● **Action item**: Each entry must be output once more without any change.

^^^^^^^^^^^^^^^^

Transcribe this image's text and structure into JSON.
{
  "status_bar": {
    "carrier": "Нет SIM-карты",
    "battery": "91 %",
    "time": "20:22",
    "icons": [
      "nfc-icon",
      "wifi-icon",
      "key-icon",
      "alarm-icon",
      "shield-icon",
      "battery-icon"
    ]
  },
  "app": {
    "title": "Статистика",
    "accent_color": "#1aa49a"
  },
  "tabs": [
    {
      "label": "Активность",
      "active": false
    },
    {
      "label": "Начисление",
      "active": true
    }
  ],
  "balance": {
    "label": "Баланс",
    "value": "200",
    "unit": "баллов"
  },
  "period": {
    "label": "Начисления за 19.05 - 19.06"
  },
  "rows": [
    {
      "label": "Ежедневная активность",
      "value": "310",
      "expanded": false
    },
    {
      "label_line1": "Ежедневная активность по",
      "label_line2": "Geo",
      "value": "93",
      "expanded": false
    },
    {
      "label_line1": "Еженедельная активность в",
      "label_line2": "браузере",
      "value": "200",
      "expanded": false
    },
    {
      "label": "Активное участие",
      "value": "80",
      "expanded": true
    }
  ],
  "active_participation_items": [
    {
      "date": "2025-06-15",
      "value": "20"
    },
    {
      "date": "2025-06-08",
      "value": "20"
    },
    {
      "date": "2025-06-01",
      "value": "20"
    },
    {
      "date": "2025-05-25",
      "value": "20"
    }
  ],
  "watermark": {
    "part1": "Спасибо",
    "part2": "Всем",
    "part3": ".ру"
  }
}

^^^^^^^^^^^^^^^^

● **Task solution**:
Transcribe this image's text and structure into JSON.
{
  "status_bar": {
    "carrier": "Нет SIM-карты",
    "battery": "91 %",
    "time": "20:22",
    "icons": [
      "nfc-icon",
      "wifi-icon",
      "key-icon",
      "alarm-icon",
      "shield-icon",
      "battery-icon"
    ]
  },
  "app": {
    "title": "Статистика",
    "accent_color": "#1aa49a"
  },
  "tabs": [
    {
      "label": "Активность",
      "active": false
    },
    {
      "label": "Начисление",
      "active": true
    }
  ],
  "balance": {
    "label": "Баланс",
    "value": "200",
    "unit": "баллов"
  },
  "period": {
    "label": "Начисления за 19.05 - 19.06"
  },
  "rows": [
    {
      "label": "Ежедневная активность",
      "value": "310",
      "expanded": false
    },
    {
      "label_line1": "Ежедневная активность по",
      "label_line2": "Geo",
      "value": "93",
      "expanded": false
    },
    {
      "label_line1": "Еженедельная активность в",
      "label_line2": "браузере",
      "value": "200",
      "expanded": false
    },
    {
      "label": "Активное участие",
      "value": "80",
      "expanded": true
    }
  ],
  "active_participation_items": [
    {
      "date": "2025-06-15",
      "value": "20"
    },
    {
      "date": "2025-06-08",
      "value": "20"
    },
    {
      "date": "2025-06-01",
      "value": "20"
    },
    {
      "date": "2025-05-25",
      "value": "20"
    }
  ],
  "watermark": {
    "part1": "Спасибо",
    "part2": "Всем",
    "part3": ".ру"
  }
}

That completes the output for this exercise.